• Source material
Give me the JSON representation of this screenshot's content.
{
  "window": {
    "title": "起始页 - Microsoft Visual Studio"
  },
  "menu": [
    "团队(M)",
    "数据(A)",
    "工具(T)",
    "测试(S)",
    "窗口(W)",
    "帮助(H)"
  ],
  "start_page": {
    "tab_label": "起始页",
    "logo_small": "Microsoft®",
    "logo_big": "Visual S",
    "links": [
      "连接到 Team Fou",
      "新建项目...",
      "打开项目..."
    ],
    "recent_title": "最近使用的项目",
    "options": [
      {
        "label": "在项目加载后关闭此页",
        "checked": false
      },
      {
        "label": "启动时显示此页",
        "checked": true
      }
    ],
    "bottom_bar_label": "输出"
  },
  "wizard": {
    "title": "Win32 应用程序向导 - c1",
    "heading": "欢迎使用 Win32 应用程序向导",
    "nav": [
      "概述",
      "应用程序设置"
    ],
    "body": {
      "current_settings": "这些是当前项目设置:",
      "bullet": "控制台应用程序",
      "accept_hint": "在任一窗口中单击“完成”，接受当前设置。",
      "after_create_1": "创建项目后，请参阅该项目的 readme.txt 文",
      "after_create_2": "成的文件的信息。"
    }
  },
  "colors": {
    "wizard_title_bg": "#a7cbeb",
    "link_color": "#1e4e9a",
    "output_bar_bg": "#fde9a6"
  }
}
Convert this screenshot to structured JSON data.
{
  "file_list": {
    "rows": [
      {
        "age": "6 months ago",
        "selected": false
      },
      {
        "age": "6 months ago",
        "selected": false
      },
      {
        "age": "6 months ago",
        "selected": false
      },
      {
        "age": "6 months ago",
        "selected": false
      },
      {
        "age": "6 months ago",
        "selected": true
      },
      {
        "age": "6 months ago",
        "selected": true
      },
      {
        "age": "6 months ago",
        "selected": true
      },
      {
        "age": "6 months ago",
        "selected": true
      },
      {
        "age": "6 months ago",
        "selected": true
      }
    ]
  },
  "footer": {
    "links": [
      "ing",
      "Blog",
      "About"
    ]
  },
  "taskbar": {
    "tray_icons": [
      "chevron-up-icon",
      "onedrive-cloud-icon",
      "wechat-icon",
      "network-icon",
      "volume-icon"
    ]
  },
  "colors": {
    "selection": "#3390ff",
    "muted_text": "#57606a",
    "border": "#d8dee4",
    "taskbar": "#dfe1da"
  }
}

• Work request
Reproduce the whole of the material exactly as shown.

• Task answer
Give me the JSON representation of this screenshot's content.
{
  "window": {
    "title": "起始页 - Microsoft Visual Studio"
  },
  "menu": [
    "团队(M)",
    "数据(A)",
    "工具(T)",
    "测试(S)",
    "窗口(W)",
    "帮助(H)"
  ],
  "start_page": {
    "tab_label": "起始页",
    "logo_small": "Microsoft®",
    "logo_big": "Visual S",
    "links": [
      "连接到 Team Fou",
      "新建项目...",
      "打开项目..."
    ],
    "recent_title": "最近使用的项目",
    "options": [
      {
        "label": "在项目加载后关闭此页",
        "checked": false
      },
      {
        "label": "启动时显示此页",
        "checked": true
      }
    ],
    "bottom_bar_label": "输出"
  },
  "wizard": {
    "title": "Win32 应用程序向导 - c1",
    "heading": "欢迎使用 Win32 应用程序向导",
    "nav": [
      "概述",
      "应用程序设置"
    ],
    "body": {
      "current_settings": "这些是当前项目设置:",
      "bullet": "控制台应用程序",
      "accept_hint": "在任一窗口中单击“完成”，接受当前设置。",
      "after_create_1": "创建项目后，请参阅该项目的 readme.txt 文",
      "after_create_2": "成的文件的信息。"
    }
  },
  "colors": {
    "wizard_title_bg": "#a7cbeb",
    "link_color": "#1e4e9a",
    "output_bar_bg": "#fde9a6"
  }
}
Convert this screenshot to structured JSON data.
{
  "file_list": {
    "rows": [
      {
        "age": "6 months ago",
        "selected": false
      },
      {
        "age": "6 months ago",
        "selected": false
      },
      {
        "age": "6 months ago",
        "selected": false
      },
      {
        "age": "6 months ago",
        "selected": false
      },
      {
        "age": "6 months ago",
        "selected": true
      },
      {
        "age": "6 months ago",
        "selected": true
      },
      {
        "age": "6 months ago",
        "selected": true
      },
      {
        "age": "6 months ago",
        "selected": true
      },
      {
        "age": "6 months ago",
        "selected": true
      }
    ]
  },
  "footer": {
    "links": [
      "ing",
      "Blog",
      "About"
    ]
  },
  "taskbar": {
    "tray_icons": [
      "chevron-up-icon",
      "onedrive-cloud-icon",
      "wechat-icon",
      "network-icon",
      "volume-icon"
    ]
  },
  "colors": {
    "selection": "#3390ff",
    "muted_text": "#57606a",
    "border": "#d8dee4",
    "taskbar": "#dfe1da"
  }
}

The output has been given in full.